▸ **PROBLEM REQUIREMENTS**: When you reach the records below, output every one exactly as written but leave out any pictures.

▸ **Records from a collection**:
^^^^^^^^
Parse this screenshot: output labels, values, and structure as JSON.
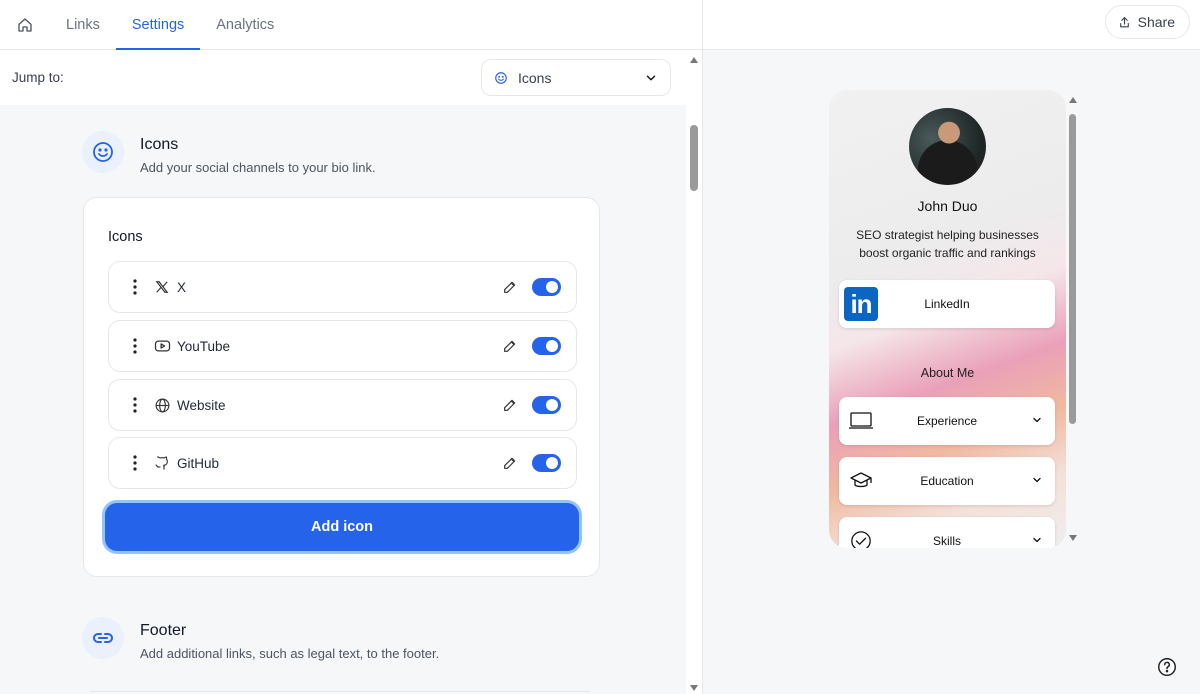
{
  "nav": {
    "tabs": [
      {
        "label": "Links"
      },
      {
        "label": "Settings"
      },
      {
        "label": "Analytics"
      }
    ],
    "share_label": "Share"
  },
  "jump": {
    "label": "Jump to:",
    "selected": "Icons"
  },
  "icons_section": {
    "title": "Icons",
    "description": "Add your social channels to your bio link."
  },
  "icons_card": {
    "title": "Icons",
    "items": [
      {
        "label": "X",
        "icon": "x-logo-icon",
        "enabled": true
      },
      {
        "label": "YouTube",
        "icon": "youtube-icon",
        "enabled": true
      },
      {
        "label": "Website",
        "icon": "globe-icon",
        "enabled": true
      },
      {
        "label": "GitHub",
        "icon": "github-icon",
        "enabled": true
      }
    ],
    "add_label": "Add icon"
  },
  "footer_section": {
    "title": "Footer",
    "description": "Add additional links, such as legal text, to the footer."
  },
  "preview": {
    "name": "John Duo",
    "bio": "SEO strategist helping businesses boost organic traffic and rankings",
    "linkedin_label": "LinkedIn",
    "about_heading": "About Me",
    "sections": [
      {
        "label": "Experience",
        "icon": "laptop-icon"
      },
      {
        "label": "Education",
        "icon": "graduation-cap-icon"
      },
      {
        "label": "Skills",
        "icon": "check-circle-icon"
      }
    ]
  },
  "colors": {
    "accent": "#2563eb",
    "linkedin": "#0a66c2"
  }
}
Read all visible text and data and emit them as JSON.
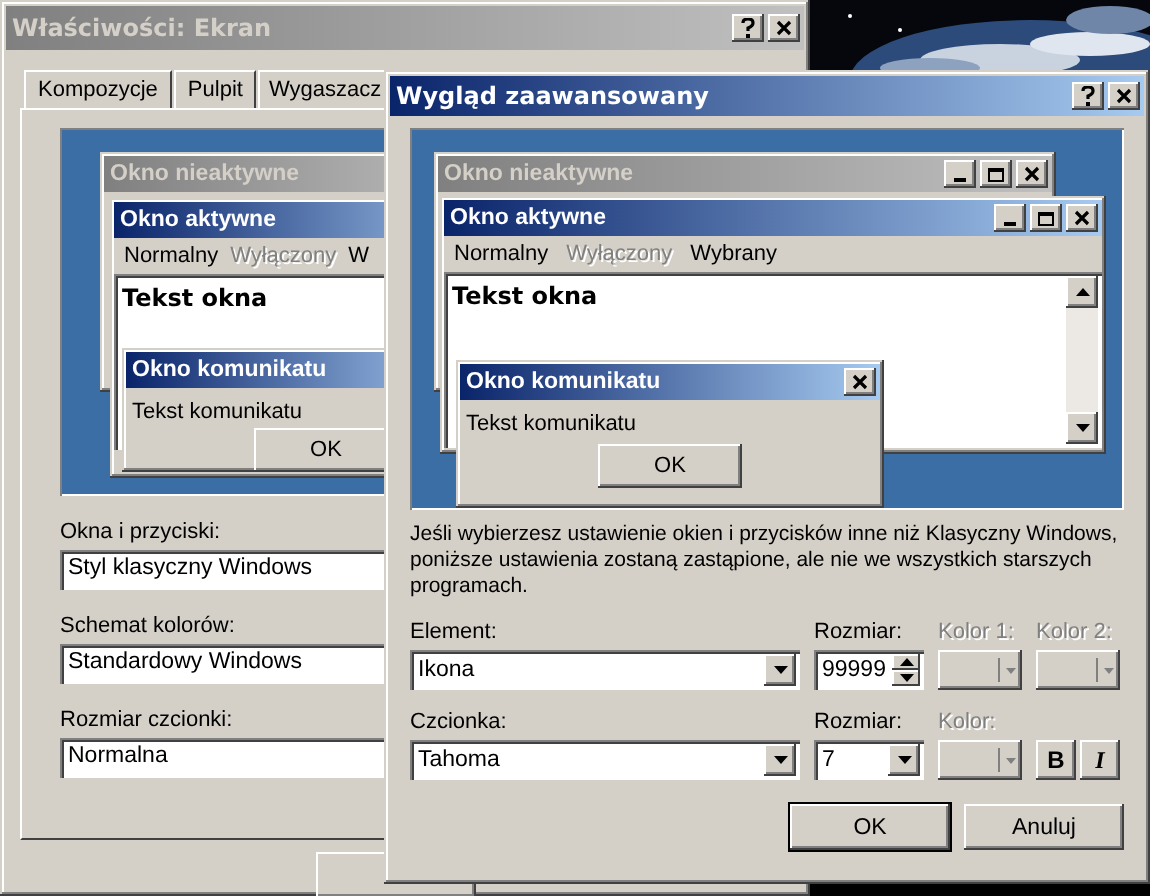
{
  "properties_window": {
    "title": "Właściwości: Ekran",
    "active": false,
    "tabs": [
      {
        "label": "Kompozycje",
        "selected": false
      },
      {
        "label": "Pulpit",
        "selected": false
      },
      {
        "label": "Wygaszacz",
        "selected": false
      }
    ],
    "preview": {
      "inactive_title": "Okno nieaktywne",
      "active_title": "Okno aktywne",
      "menu": [
        {
          "label": "Normalny",
          "disabled": false
        },
        {
          "label": "Wyłączony",
          "disabled": true
        },
        {
          "label": "W",
          "disabled": false
        }
      ],
      "window_text": "Tekst okna",
      "message_title": "Okno komunikatu",
      "message_text": "Tekst komunikatu",
      "ok": "OK"
    },
    "fields": [
      {
        "label": "Okna i przyciski:",
        "value": "Styl klasyczny Windows"
      },
      {
        "label": "Schemat kolorów:",
        "value": "Standardowy Windows"
      },
      {
        "label": "Rozmiar czcionki:",
        "value": "Normalna"
      }
    ]
  },
  "advanced_window": {
    "title": "Wygląd zaawansowany",
    "active": true,
    "preview": {
      "inactive_title": "Okno nieaktywne",
      "active_title": "Okno aktywne",
      "menu": [
        {
          "label": "Normalny",
          "disabled": false
        },
        {
          "label": "Wyłączony",
          "disabled": true
        },
        {
          "label": "Wybrany",
          "disabled": false
        }
      ],
      "window_text": "Tekst okna",
      "message_title": "Okno komunikatu",
      "message_text": "Tekst komunikatu",
      "ok": "OK",
      "caption_buttons": true,
      "scrollbar": true
    },
    "note": "Jeśli wybierzesz ustawienie okien i przycisków inne niż Klasyczny Windows, poniższe ustawienia zostaną zastąpione, ale nie we wszystkich starszych programach.",
    "rows": [
      {
        "fields": [
          {
            "kind": "combo",
            "label": "Element:",
            "value": "Ikona",
            "disabled": false
          },
          {
            "kind": "spin",
            "label": "Rozmiar:",
            "value": "99999",
            "disabled": false
          },
          {
            "kind": "color",
            "label": "Kolor 1:",
            "disabled": true
          },
          {
            "kind": "color",
            "label": "Kolor 2:",
            "disabled": true
          }
        ]
      },
      {
        "fields": [
          {
            "kind": "combo",
            "label": "Czcionka:",
            "value": "Tahoma",
            "disabled": false
          },
          {
            "kind": "combo",
            "label": "Rozmiar:",
            "value": "7",
            "disabled": false
          },
          {
            "kind": "color",
            "label": "Kolor:",
            "disabled": true
          },
          {
            "kind": "style",
            "buttons": [
              "B",
              "I"
            ]
          }
        ]
      }
    ],
    "buttons": [
      "OK",
      "Anuluj"
    ]
  }
}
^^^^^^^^
▸ **EXERCISE ANSWER**:
Parse this screenshot: output labels, values, and structure as JSON.
{
  "nav": {
    "tabs": [
      {
        "label": "Links"
      },
      {
        "label": "Settings"
      },
      {
        "label": "Analytics"
      }
    ],
    "share_label": "Share"
  },
  "jump": {
    "label": "Jump to:",
    "selected": "Icons"
  },
  "icons_section": {
    "title": "Icons",
    "description": "Add your social channels to your bio link."
  },
  "icons_card": {
    "title": "Icons",
    "items": [
      {
        "label": "X",
        "icon": "x-logo-icon",
        "enabled": true
      },
      {
        "label": "YouTube",
        "icon": "youtube-icon",
        "enabled": true
      },
      {
        "label": "Website",
        "icon": "globe-icon",
        "enabled": true
      },
      {
        "label": "GitHub",
        "icon": "github-icon",
        "enabled": true
      }
    ],
    "add_label": "Add icon"
  },
  "footer_section": {
    "title": "Footer",
    "description": "Add additional links, such as legal text, to the footer."
  },
  "preview": {
    "name": "John Duo",
    "bio": "SEO strategist helping businesses boost organic traffic and rankings",
    "linkedin_label": "LinkedIn",
    "about_heading": "About Me",
    "sections": [
      {
        "label": "Experience",
        "icon": "laptop-icon"
      },
      {
        "label": "Education",
        "icon": "graduation-cap-icon"
      },
      {
        "label": "Skills",
        "icon": "check-circle-icon"
      }
    ]
  },
  "colors": {
    "accent": "#2563eb",
    "linkedin": "#0a66c2"
  }
}
Read all visible text and data and emit them as JSON.
{
  "properties_window": {
    "title": "Właściwości: Ekran",
    "active": false,
    "tabs": [
      {
        "label": "Kompozycje",
        "selected": false
      },
      {
        "label": "Pulpit",
        "selected": false
      },
      {
        "label": "Wygaszacz",
        "selected": false
      }
    ],
    "preview": {
      "inactive_title": "Okno nieaktywne",
      "active_title": "Okno aktywne",
      "menu": [
        {
          "label": "Normalny",
          "disabled": false
        },
        {
          "label": "Wyłączony",
          "disabled": true
        },
        {
          "label": "W",
          "disabled": false
        }
      ],
      "window_text": "Tekst okna",
      "message_title": "Okno komunikatu",
      "message_text": "Tekst komunikatu",
      "ok": "OK"
    },
    "fields": [
      {
        "label": "Okna i przyciski:",
        "value": "Styl klasyczny Windows"
      },
      {
        "label": "Schemat kolorów:",
        "value": "Standardowy Windows"
      },
      {
        "label": "Rozmiar czcionki:",
        "value": "Normalna"
      }
    ]
  },
  "advanced_window": {
    "title": "Wygląd zaawansowany",
    "active": true,
    "preview": {
      "inactive_title": "Okno nieaktywne",
      "active_title": "Okno aktywne",
      "menu": [
        {
          "label": "Normalny",
          "disabled": false
        },
        {
          "label": "Wyłączony",
          "disabled": true
        },
        {
          "label": "Wybrany",
          "disabled": false
        }
      ],
      "window_text": "Tekst okna",
      "message_title": "Okno komunikatu",
      "message_text": "Tekst komunikatu",
      "ok": "OK",
      "caption_buttons": true,
      "scrollbar": true
    },
    "note": "Jeśli wybierzesz ustawienie okien i przycisków inne niż Klasyczny Windows, poniższe ustawienia zostaną zastąpione, ale nie we wszystkich starszych programach.",
    "rows": [
      {
        "fields": [
          {
            "kind": "combo",
            "label": "Element:",
            "value": "Ikona",
            "disabled": false
          },
          {
            "kind": "spin",
            "label": "Rozmiar:",
            "value": "99999",
            "disabled": false
          },
          {
            "kind": "color",
            "label": "Kolor 1:",
            "disabled": true
          },
          {
            "kind": "color",
            "label": "Kolor 2:",
            "disabled": true
          }
        ]
      },
      {
        "fields": [
          {
            "kind": "combo",
            "label": "Czcionka:",
            "value": "Tahoma",
            "disabled": false
          },
          {
            "kind": "combo",
            "label": "Rozmiar:",
            "value": "7",
            "disabled": false
          },
          {
            "kind": "color",
            "label": "Kolor:",
            "disabled": true
          },
          {
            "kind": "style",
            "buttons": [
              "B",
              "I"
            ]
          }
        ]
      }
    ],
    "buttons": [
      "OK",
      "Anuluj"
    ]
  }
}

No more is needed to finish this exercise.